__Try it__
Within the material below, count each line holding the string "Поиск" and return the total alone.

__Records shown__
•••••

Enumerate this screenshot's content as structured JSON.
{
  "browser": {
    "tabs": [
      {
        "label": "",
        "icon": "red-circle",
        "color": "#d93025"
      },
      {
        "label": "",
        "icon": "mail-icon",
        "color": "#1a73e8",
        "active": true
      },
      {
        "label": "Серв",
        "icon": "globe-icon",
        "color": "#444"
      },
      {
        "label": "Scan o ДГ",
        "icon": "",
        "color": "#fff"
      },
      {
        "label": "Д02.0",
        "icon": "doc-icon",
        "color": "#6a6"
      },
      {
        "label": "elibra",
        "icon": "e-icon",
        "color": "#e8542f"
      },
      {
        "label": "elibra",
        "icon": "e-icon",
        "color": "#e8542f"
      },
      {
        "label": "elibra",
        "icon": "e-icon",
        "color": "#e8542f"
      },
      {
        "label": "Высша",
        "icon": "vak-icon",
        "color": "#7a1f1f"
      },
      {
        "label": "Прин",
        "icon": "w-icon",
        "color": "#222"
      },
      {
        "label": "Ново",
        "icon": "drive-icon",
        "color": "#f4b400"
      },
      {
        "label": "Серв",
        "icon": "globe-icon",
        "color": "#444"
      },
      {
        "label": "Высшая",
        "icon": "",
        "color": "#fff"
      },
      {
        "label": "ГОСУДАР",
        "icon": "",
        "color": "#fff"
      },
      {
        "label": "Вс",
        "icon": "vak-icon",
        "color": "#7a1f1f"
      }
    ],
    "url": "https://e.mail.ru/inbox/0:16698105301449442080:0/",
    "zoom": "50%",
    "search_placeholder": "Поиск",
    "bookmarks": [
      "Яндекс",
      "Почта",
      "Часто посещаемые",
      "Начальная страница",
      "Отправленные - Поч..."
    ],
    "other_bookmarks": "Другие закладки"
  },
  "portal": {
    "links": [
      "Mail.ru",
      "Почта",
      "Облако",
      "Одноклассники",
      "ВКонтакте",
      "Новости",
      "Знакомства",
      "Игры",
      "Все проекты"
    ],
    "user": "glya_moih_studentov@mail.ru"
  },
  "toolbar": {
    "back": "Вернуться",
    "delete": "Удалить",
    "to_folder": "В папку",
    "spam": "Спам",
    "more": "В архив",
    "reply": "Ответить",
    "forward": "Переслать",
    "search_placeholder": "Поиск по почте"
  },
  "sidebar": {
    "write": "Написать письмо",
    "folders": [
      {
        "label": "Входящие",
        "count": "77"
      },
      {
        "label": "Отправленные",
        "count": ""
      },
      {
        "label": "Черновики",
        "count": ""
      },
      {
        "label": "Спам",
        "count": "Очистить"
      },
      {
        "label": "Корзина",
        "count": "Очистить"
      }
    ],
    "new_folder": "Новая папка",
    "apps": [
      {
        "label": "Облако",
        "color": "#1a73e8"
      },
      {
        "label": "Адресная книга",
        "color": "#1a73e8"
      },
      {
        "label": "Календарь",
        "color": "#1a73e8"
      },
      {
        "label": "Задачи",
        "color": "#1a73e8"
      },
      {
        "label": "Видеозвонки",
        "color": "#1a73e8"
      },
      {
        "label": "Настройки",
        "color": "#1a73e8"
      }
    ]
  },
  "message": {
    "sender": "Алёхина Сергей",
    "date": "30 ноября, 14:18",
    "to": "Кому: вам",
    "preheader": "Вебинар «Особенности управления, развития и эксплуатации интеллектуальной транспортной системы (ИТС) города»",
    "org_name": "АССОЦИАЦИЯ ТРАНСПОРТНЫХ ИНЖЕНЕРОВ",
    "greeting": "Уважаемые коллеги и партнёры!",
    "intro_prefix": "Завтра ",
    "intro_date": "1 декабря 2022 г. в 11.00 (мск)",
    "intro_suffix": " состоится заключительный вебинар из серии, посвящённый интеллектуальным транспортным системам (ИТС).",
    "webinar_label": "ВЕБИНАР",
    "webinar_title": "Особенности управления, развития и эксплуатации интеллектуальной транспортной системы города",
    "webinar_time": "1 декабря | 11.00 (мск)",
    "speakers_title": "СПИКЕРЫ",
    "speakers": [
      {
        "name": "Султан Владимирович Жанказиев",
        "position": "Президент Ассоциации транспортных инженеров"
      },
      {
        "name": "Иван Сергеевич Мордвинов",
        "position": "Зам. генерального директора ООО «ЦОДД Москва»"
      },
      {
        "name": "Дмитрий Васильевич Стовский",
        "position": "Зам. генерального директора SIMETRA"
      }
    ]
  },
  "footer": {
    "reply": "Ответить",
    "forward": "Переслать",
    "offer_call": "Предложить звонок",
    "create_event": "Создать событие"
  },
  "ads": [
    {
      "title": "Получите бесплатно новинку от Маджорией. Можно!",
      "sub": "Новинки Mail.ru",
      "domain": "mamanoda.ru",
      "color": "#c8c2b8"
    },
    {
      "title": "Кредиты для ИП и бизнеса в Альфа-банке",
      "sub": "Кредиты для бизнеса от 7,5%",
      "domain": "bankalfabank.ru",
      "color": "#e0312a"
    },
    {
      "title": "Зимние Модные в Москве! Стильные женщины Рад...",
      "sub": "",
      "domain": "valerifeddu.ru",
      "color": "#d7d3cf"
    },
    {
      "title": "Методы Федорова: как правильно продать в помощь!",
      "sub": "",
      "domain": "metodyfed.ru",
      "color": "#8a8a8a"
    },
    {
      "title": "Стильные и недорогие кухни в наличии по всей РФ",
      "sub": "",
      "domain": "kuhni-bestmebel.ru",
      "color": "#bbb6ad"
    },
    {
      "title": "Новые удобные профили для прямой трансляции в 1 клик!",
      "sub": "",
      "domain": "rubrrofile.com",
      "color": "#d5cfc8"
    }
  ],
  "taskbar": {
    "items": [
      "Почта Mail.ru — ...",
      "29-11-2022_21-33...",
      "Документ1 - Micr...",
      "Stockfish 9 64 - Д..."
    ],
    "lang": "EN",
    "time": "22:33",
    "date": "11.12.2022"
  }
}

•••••

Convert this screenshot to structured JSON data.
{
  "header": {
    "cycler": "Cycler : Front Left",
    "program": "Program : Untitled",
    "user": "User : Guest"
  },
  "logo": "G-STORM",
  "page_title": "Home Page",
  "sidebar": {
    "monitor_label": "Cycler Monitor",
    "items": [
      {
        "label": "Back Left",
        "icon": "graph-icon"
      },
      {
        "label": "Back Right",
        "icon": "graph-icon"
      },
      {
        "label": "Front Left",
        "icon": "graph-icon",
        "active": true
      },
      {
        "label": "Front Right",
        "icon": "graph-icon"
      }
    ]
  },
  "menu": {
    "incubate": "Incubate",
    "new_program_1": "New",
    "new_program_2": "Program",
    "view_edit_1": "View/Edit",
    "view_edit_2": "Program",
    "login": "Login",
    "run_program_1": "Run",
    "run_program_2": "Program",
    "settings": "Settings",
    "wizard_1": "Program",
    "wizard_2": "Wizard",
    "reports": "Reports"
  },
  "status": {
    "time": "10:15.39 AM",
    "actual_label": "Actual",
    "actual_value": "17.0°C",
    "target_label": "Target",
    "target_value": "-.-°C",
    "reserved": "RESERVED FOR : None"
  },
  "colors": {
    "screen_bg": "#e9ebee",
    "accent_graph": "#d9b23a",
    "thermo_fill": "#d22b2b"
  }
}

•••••

__Answer to this exercise__
2